Paul: I can see now that in the early centuries Christians prayed to the Saints and prayed for the faithful departed. The only question is, does not the Bible say somewhere that the dead cannot pray?
Martha: I know the passages which all my Protestant friends quote:
Mary: But Psalm 115:17 is followed by 115:18 which says
Evermore, does not mean up to the moment of death, does it?
John: Again we have some theological problems here. If it does not sound too heavy for you, I will say that we don’t create our theology from stray verses of the Old Testament. Or even from stray sayings of our Lord, who said “Let the dead past bury their own dead” (Mt. 8:22); this we do not understand in the sense that there should be no funerals at all. There were periods in Old Testament history that the soul survived in Sheol as a pale shadow of your self. That was not the teaching of our Lord. He taught us that Abraham, Isaac, and Jacob were alive, since the God of Abraham, Isaac and Jacob was God of the living and not of the dead (Mt. 22:32).
Thomas: What is the context in which the Psalmist has said these things in Ps. 88:10 and Ps. 115:17?
Mary: That is clear. In Ps. 88, it is Human crying out to God from a long-standing illness, asking for immediate relief. He says in effect, “what is the use of your healing me after I am dead? Heal me now, so that I can praise thee, which I am still alive”. One cannot make a doctrine out of that.
Martha: What about Ps. 115:17?
Mary: The same thing. It is a dialogue hymn, in which two groups of people are saying to each other to “bless God” and “may God bless”. And the choirs are saying that those who do not praise Yahweh are already dead, and that those who are really alive will eternally praise him. That poetic statement is not a basis for Christian doctrine about the Saints and the departed.
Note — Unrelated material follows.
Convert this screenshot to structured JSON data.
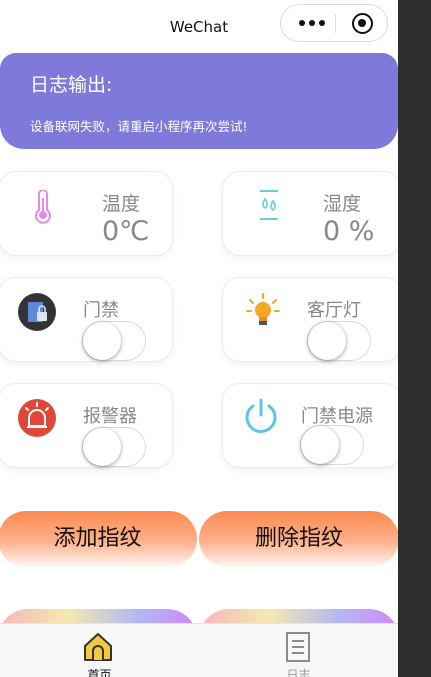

think I have learned a few things today. I will tell you what I have
Mary: There are many other things I want to know about our faith. We should meet again soon.